POLICE are warning the public about aggressive charity canvassers after receiving several complaints from North Vancouver residents over the past few weeks.
"Someone has been going around and soliciting for a food bank," said North Vancouver RCMP spokesman Cpl. Richard De Jong.
"They're being quite aggressive in their approach and laying a guilt trip on, saying numerous things about how big your house is; your kids have food, so you should be helping us out."
The canvassers carry clip boards with several $20 bills displayed prominently, "so it looks like the guy next door gave," said De Jong.
But something just isn't matching up.
"We never solicit donations door-to-door or by phone in any capacity, ever," said Greater Vancouver Foodbank Society spokeswoman Kay Thody.
"It's a real shame. They're casting a shadow over initiatives that are really positive."
Thody remembers hearing about "fundraisers" from Single Parent Food Banks of B.C. in 2011 who used a similar approach, complete with the clipboard and $20 bills.
Her organization is frustrated because it aims to help single parents - women and children comprise 26 per cent of food bank users locally, and 40 per cent nationally - and interlopers threaten to undermine those efforts.
The food bank the canvassers claim to represent in the current rash of complaints is not a registered charity, said De Jong, making the charitable receipts they issue worthless.
Legitimate charities usually provide their fundraisers with clear, visible identification, said De Jong. Groups also need to get a municipal permit to solicit for funds door-to-door.
Thody says the food bank is fortunate that the vast majority of donors know it doesn't solicit telephone or door donations.
"Trust your good instincts," said De Jong. "Someone's appearance, the way they talk with you will give a good indication whether they're legitimate or not."
The RCMP is now investigating the complaints and is asking residents who come across suspicious canvassers to record their licence plates. If people are in doubt about the credibility of a door-to-door fundraiser, police recommend you ask for a mailing address to send a donation to after checking out the charity.
On a positive note, the evidence suggests very few people are involved in this scam.
"The physical descriptions that we have received are within keeping of two people," said Thody. "We're actively trying to eradicate this."
The Canada Revenue Agency lists all registered charities in a searchable database on its website, cra-arc.gc.ca.

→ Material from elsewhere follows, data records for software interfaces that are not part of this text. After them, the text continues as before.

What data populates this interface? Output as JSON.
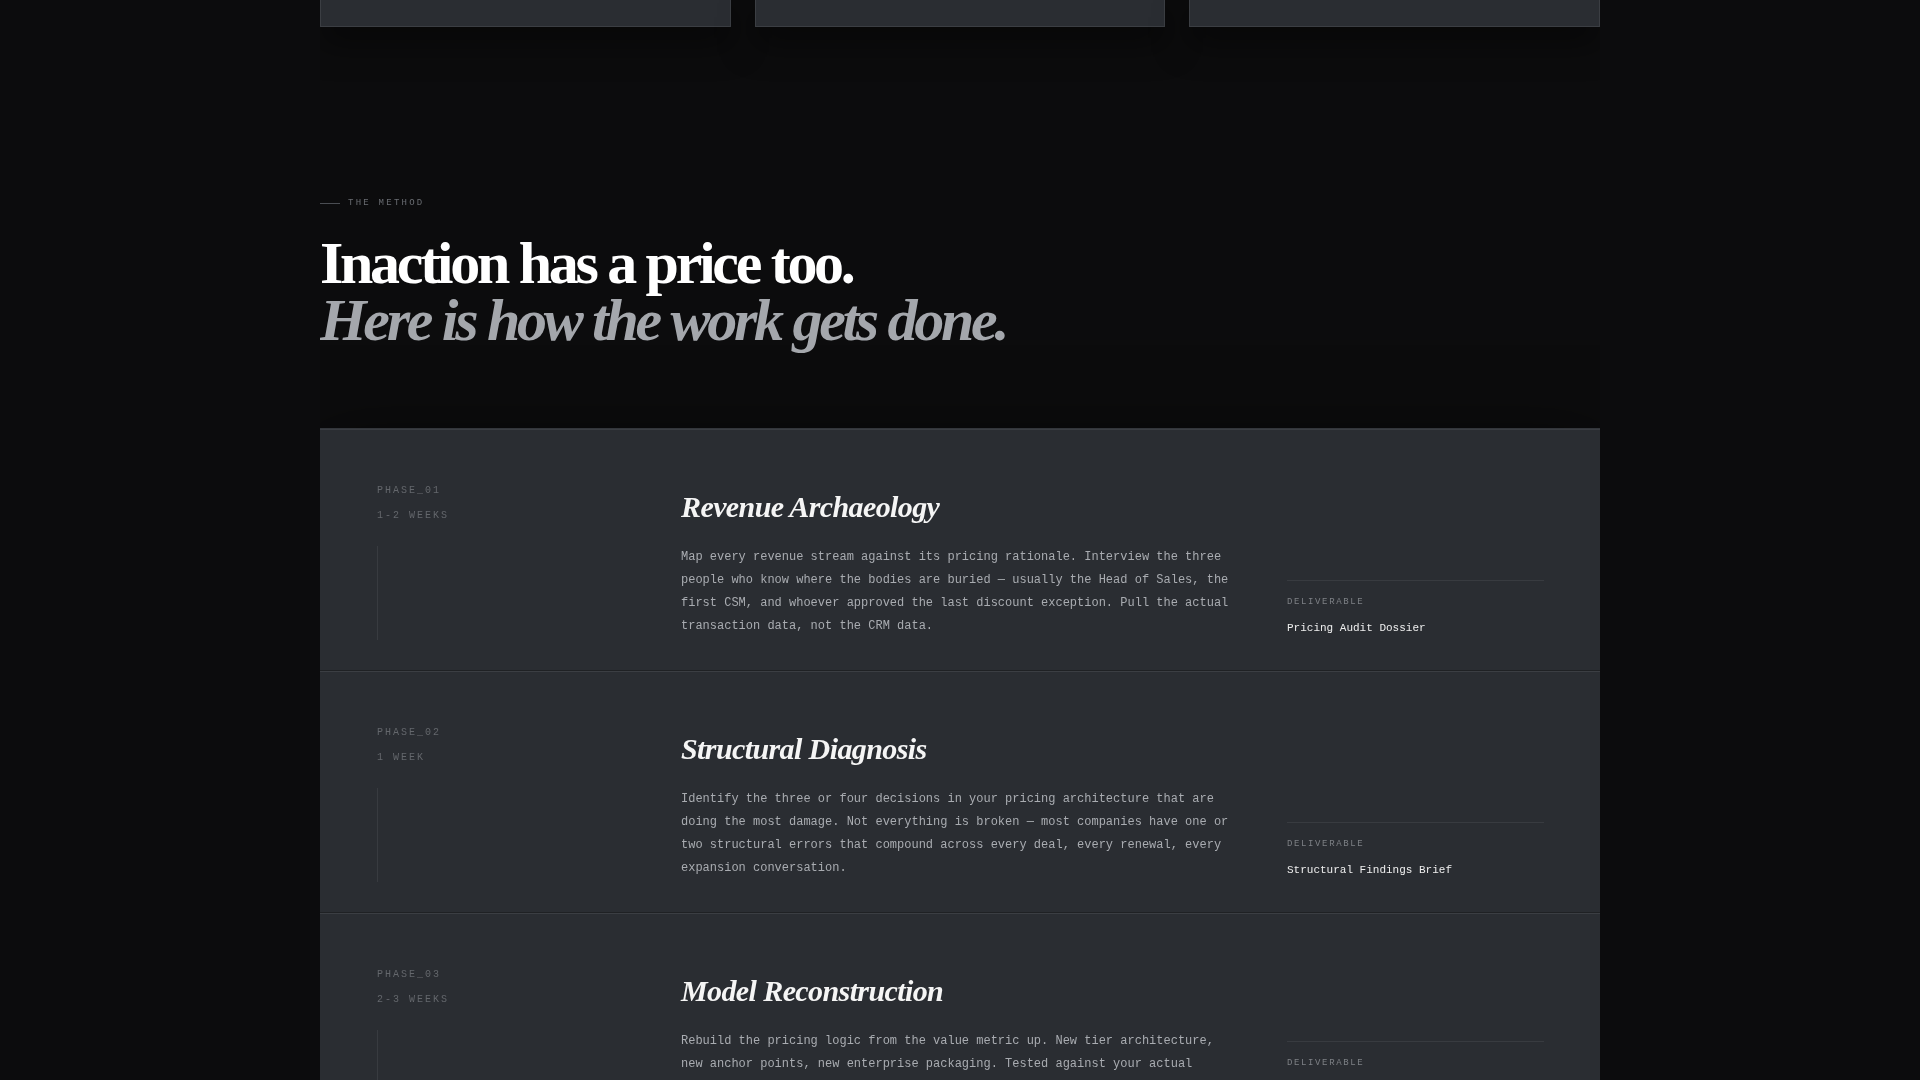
{
  "section": {
    "eyebrow": "THE METHOD",
    "heading": "Inaction has a price too.",
    "subheading": "Here is how the work gets done."
  },
  "phases": [
    {
      "phase": "PHASE_01",
      "duration": "1-2 WEEKS",
      "title": "Revenue Archaeology",
      "description": "Map every revenue stream against its pricing rationale. Interview the three people who know where the bodies are buried — usually the Head of Sales, the first CSM, and whoever approved the last discount exception. Pull the actual transaction data, not the CRM data.",
      "deliverable_label": "DELIVERABLE",
      "deliverable": "Pricing Audit Dossier"
    },
    {
      "phase": "PHASE_02",
      "duration": "1 WEEK",
      "title": "Structural Diagnosis",
      "description": "Identify the three or four decisions in your pricing architecture that are doing the most damage. Not everything is broken — most companies have one or two structural errors that compound across every deal, every renewal, every expansion conversation.",
      "deliverable_label": "DELIVERABLE",
      "deliverable": "Structural Findings Brief"
    },
    {
      "phase": "PHASE_03",
      "duration": "2-3 WEEKS",
      "title": "Model Reconstruction",
      "description": "Rebuild the pricing logic from the value metric up. New tier architecture, new anchor points, new enterprise packaging. Tested against your actual",
      "deliverable_label": "DELIVERABLE"
    }
  ]
}
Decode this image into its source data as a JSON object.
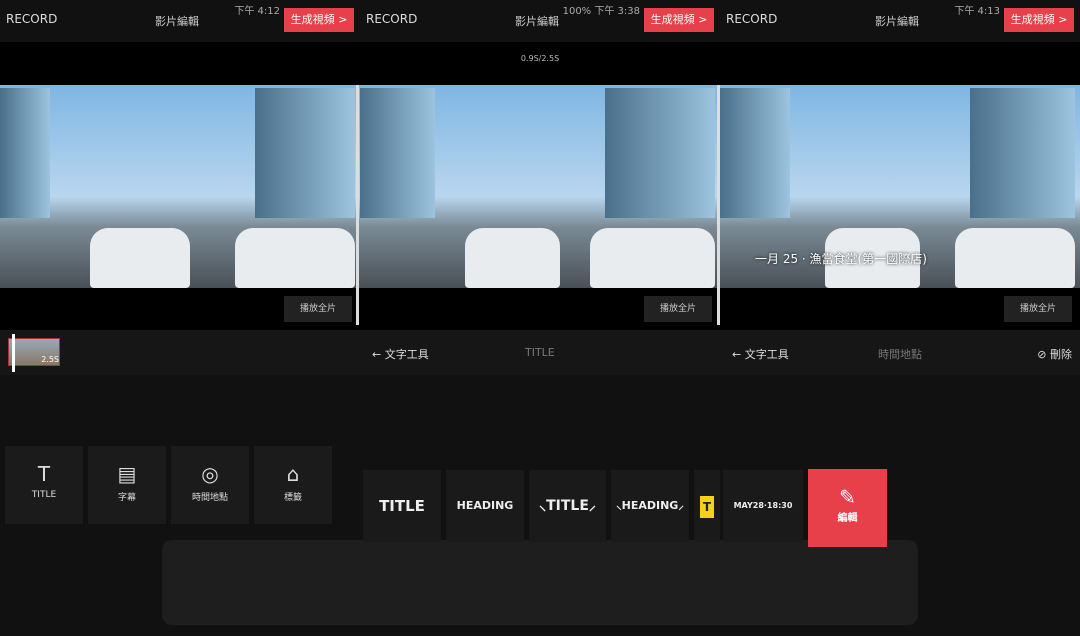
{
  "panels": [
    {
      "back": "RECORD",
      "title": "影片編輯",
      "status": "下午 4:12",
      "generate": "生成視頻 >",
      "play": "播放全片",
      "clip_duration": "2.5S"
    },
    {
      "back": "RECORD",
      "title": "影片編輯",
      "status": "100% 下午 3:38",
      "generate": "生成視頻 >",
      "timecode": "0.9S/2.5S",
      "play": "播放全片",
      "toolbar": {
        "back": "← 文字工具",
        "current": "TITLE"
      }
    },
    {
      "back": "RECORD",
      "title": "影片編輯",
      "status": "下午 4:13",
      "generate": "生成視頻 >",
      "play": "播放全片",
      "overlay_text": "一月 25 · 漁當食堂(第一國際店)",
      "toolbar": {
        "back": "← 文字工具",
        "current": "時間地點",
        "delete": "⊘ 刪除"
      }
    }
  ],
  "tools": [
    {
      "icon": "T",
      "label": "TITLE"
    },
    {
      "icon": "▤",
      "label": "字幕"
    },
    {
      "icon": "◎",
      "label": "時間地點"
    },
    {
      "icon": "⌂",
      "label": "標籤"
    }
  ],
  "styles": [
    "TITLE",
    "HEADING",
    "⸜TITLE⸝",
    "⸜HEADING⸝",
    "T",
    "MAY28·18:30"
  ],
  "edit": {
    "icon": "✎",
    "label": "編輯"
  },
  "colors": {
    "accent": "#e8404a",
    "tag_yellow": "#f2d21b"
  }
}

People can get involved with the food bank by donating online or by cheque.
Thody encourages people who do receive door-to-door canvassers claiming they are from the Single Parent Foodbanks of B.C. to report it to her organization.